Entries from a dataset of interfaces

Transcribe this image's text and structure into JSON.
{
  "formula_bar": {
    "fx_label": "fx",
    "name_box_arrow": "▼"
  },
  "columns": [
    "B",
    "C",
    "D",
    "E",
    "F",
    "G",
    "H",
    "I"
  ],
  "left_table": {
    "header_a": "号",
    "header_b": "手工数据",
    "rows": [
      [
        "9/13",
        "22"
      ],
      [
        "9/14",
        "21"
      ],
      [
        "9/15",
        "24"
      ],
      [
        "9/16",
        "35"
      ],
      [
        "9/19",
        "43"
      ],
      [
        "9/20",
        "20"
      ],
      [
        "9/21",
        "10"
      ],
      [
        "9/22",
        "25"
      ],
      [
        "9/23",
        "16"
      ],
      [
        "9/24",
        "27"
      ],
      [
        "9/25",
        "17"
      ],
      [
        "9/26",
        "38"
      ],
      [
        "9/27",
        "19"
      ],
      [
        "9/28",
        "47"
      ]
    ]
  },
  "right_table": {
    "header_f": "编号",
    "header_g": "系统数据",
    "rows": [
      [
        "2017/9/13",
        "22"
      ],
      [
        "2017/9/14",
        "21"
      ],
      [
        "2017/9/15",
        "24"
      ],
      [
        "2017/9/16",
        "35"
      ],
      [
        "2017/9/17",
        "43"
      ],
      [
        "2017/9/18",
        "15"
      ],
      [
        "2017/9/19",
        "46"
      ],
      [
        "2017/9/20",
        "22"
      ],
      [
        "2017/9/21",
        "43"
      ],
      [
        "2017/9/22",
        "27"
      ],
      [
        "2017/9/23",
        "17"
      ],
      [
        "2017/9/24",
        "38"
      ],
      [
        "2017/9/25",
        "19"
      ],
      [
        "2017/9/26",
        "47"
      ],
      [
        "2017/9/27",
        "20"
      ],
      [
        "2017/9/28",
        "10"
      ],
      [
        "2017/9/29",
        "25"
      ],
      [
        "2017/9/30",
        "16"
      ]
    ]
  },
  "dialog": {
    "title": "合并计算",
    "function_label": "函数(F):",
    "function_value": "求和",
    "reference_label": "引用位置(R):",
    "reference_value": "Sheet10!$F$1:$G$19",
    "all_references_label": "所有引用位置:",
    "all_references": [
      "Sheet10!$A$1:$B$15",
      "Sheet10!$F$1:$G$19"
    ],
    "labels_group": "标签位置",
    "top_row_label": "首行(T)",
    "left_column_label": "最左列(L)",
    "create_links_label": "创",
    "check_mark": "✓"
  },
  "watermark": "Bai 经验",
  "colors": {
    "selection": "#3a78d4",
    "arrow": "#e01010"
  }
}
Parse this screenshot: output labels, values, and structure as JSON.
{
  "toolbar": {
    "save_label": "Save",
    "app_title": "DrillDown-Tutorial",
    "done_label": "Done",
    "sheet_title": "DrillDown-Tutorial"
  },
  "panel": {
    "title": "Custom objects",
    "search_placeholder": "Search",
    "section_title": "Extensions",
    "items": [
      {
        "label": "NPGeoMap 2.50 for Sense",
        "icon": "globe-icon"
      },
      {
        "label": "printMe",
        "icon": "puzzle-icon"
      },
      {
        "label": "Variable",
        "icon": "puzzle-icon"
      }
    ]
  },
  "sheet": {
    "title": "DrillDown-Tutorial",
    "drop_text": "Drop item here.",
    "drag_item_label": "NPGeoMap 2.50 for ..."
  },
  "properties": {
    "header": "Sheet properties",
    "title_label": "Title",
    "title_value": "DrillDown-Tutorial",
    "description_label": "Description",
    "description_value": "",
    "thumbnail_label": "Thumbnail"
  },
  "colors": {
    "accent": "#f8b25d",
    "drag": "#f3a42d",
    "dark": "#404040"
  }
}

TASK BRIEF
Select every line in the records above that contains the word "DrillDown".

ANSWER BOX
    "app_title": "DrillDown-Tutorial",
    "sheet_title": "DrillDown-Tutorial"
    "title": "DrillDown-Tutorial",
    "title_value": "DrillDown-Tutorial",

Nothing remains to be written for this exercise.